One narrative I found kept cropping up was this idea of bouncing back, either losing the weight or getting back to work. It was almost as if I wasn’t allowed to enjoy the chill newborn bubble because women are expected to do it all; be a mother, breastfeed, earn a living all while looking 10/10. No one asks you if you’re enjoying the chill time, they just ask you if you’ve thought about coming back to work. Like, no – let me be a mum for a bit please. One thing that’s kept me going is knowing that everything I need to know to keep this baby alive is hard wired in me through evolution. Before you have a baby it’s impossible to know but everything just comes naturally to you, otherwise we wouldn’t have survived. Anytime I doubt myself I remind myself of this fact and know everything will be fine.
That is very true. How has your journey back into working out been?

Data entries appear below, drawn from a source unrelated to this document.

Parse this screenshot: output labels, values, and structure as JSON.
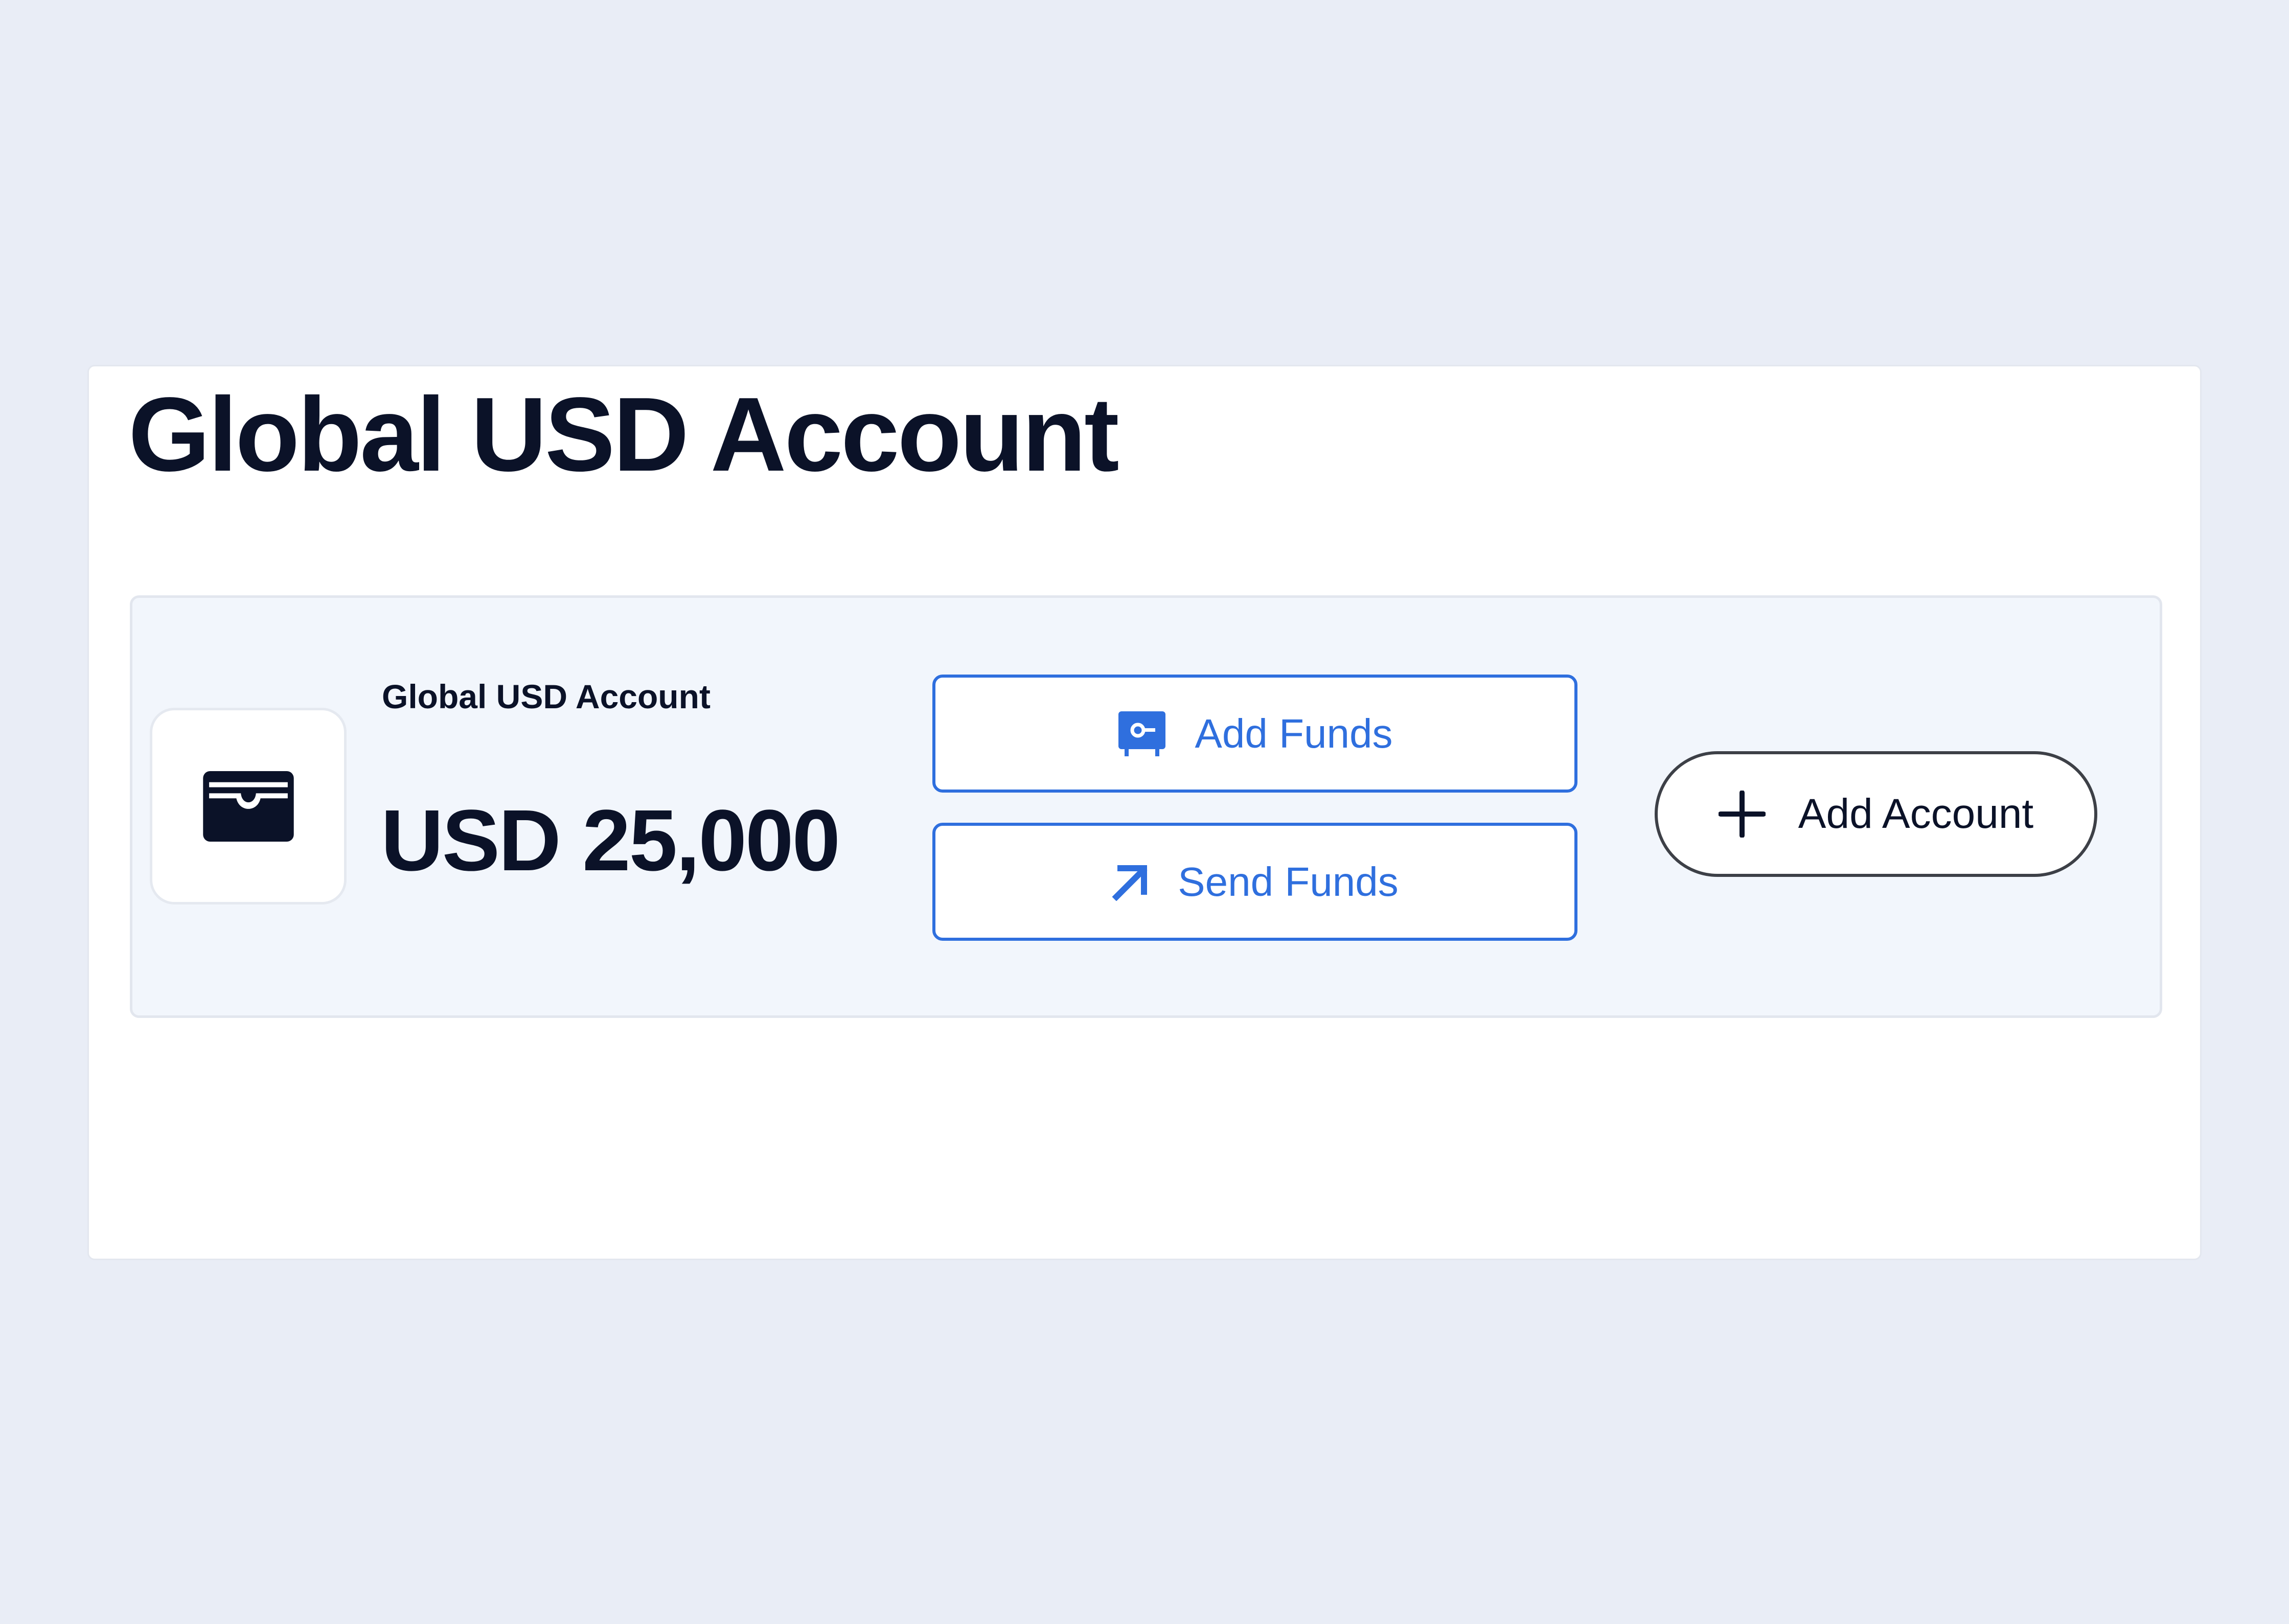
{
  "page": {
    "title": "Global USD Account"
  },
  "account": {
    "name": "Global USD Account",
    "balance": "USD 25,000",
    "icon": "wallet-icon"
  },
  "actions": {
    "add_funds_label": "Add Funds",
    "add_funds_icon": "safe-icon",
    "send_funds_label": "Send Funds",
    "send_funds_icon": "arrow-up-right-icon",
    "add_account_label": "Add Account",
    "add_account_icon": "plus-icon"
  },
  "colors": {
    "background": "#e9edf6",
    "accent": "#2f6fde",
    "text": "#0b1228",
    "card": "#f2f6fc"
  }
}
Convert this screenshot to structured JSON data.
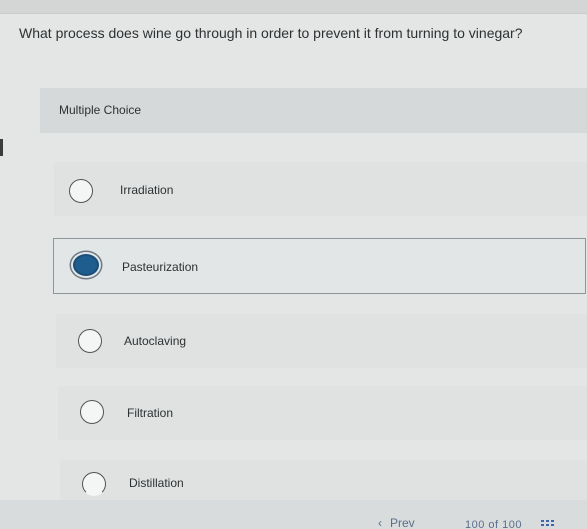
{
  "question": "What process does wine go through in order to prevent it from turning to vinegar?",
  "section_label": "Multiple Choice",
  "options": [
    {
      "label": "Irradiation",
      "selected": false
    },
    {
      "label": "Pasteurization",
      "selected": true
    },
    {
      "label": "Autoclaving",
      "selected": false
    },
    {
      "label": "Filtration",
      "selected": false
    },
    {
      "label": "Distillation",
      "selected": false
    }
  ],
  "footer": {
    "prev_label": "Prev",
    "counter": "100 of 100"
  },
  "colors": {
    "selected_radio": "#1f5d8f",
    "background": "#e3e6e5"
  }
}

Slow. Ha. I tore all the way to my arse. It was awesome. So that made my recovery way slower than I had anticipated. It got me really down. I had to keep reminding myself that everyday I don’t work out and practise patience is a day closer to doing what I love. I waited 7 weeks before doing a gym class and even then I was very humbled.
People don’t realise what the body goes through. It takes time and that’s ok.
What exercises have you started with?
I started doing really basic things at home to build my glutes and core strength back. Some Pilates, glute bridge work and dead bugs. Then I braved my first boxing class a few weeks ago, avoided all the skipping obviously ha! Was great to hit a bag again even if I did wet myself every time I threw a hook.
I have a 5 year old and I still wet myself anytime I take her trampolining, oh the joys. Tips for any new parents?
Sleep when the baby sleeps? JOKING. Ha. Take time for yourself. Tag team with your partner or someone who is in your support network if you don’t have a partner. Lean on people, it’s ok. You may feel guilty but it’s important- don’t over look that and don’t overlook putting you first.
This blog is all about building a community of people who want to Change The Narrative for the better. If you want to share your story on our blog please email us at firstname.lastname@example.org.
We celebrate stories because stories and the narratives we tell ourselves dictate our lives.
Love Amy + The ABF Team